In U.S. politics, some new public-opinion polls contain bad news for President Barack Obama and some good news for conservative activists who make up the so called Tea Party movement. The new surveys appear less than four months before congressional midterm elections in November.
In the latest Quinnipiac University poll, President Obama's approval rating is down to 44 percent, the lowest number so far in that poll, which also says 48 percent disapprove of the president's job performance.
Mr. Obama's approval numbers have been dropping for months, says Quinnipiac pollster Peter Brown.
"Now that is not a huge difference over the last several months, but one way of looking at it is that a year ago President Obama had a 57-percent approval, 33-percent disapproval rating," said Peter Brown.
Brown says the main reason for Mr. Obama's sliding poll numbers is the economy, especially the high unemployment rate. But he says the president's rating is dropping in other areas as well.
"The president gets net negative grades on a host of issues-handling the economy, foreign policy, handling Afghanistan, handling the Gulf oil spill and illegal immigration," he said. "On all of those indexes, more voters disapprove than approve of the job he is doing."
For example, on the war in Afghanistan the Quinnipiac poll has support at 48 percent, with 43 percent opposed. Brown says that is the lowest number to date on public support for the Afghan war in the Quinnipiac poll, well down from the 56 percent who expressed support in April.
President Obama's approval rating has been steadily dropping in other polls as well for the past several months. Low presidential approval ratings during a congressional election year are often seen as a danger sign for the president's party, says pollster Peter Brown.
"Politics is a team game and President Obama is captain of the Democratic team, and if he is not doing well, the rest of the team is not doing well," said Brown.
Another poll this week focused on the so-called Tea Party movement, a national network of grassroots conservative groups fiercely opposed to the Obama agenda that is poised to help Republicans make gains this November.
The poll was done by Democratic pollsters Stan Greenberg and James Carville, who both worked for former President Bill Clinton.

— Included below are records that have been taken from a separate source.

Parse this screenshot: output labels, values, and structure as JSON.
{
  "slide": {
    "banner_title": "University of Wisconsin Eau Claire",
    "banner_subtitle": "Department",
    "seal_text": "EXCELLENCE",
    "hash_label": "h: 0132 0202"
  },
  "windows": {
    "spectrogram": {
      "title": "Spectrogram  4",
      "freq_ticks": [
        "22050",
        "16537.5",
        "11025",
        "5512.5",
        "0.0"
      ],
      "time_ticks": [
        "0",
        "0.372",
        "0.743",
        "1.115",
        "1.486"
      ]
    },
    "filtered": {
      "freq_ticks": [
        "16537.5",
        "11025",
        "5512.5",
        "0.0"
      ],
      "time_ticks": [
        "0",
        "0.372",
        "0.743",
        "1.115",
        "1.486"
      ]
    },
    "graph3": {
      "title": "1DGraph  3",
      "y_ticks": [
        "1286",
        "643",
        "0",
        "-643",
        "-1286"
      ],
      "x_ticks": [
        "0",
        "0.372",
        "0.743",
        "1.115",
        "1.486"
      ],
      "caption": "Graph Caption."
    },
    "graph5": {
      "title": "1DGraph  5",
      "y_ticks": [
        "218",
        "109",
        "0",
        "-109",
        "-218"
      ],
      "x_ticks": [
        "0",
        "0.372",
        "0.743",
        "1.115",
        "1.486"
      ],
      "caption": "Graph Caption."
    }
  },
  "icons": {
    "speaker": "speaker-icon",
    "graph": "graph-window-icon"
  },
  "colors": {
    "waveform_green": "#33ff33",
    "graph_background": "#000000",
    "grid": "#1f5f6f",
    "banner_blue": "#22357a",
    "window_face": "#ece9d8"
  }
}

The survey found that one-in-four likely voters this year are Tea Party supporters and that 86 percent of them either identify with or lean towards the Republican Party.
92 percent of them disapprove of President Obama's performance, and 94 percent of Tea Party supporters say they will vote this year, which makes them a potent political force, says pollster Stan Greenberg.
"We come away from this convinced that the Tea Party is real, it is very important and will have a big impact on this year's election, and in fact its impact may be beyond this year's election," said Stan Greenberg.
Political experts predict that Republicans will make significant gains in this year's congressional races, possibly winning enough seats to take back control of one or both houses of Congress. Republicans need to gain 39 seats to take control of the House of Representatives and 10 seats to gain a majority in the Senate.
Analysts say Republican control of one or both chambers would have a huge impact on President Obama's agenda and his ability to govern over the next two years. Republicans lost control of both houses to Democrats in the 2006 midterm elections.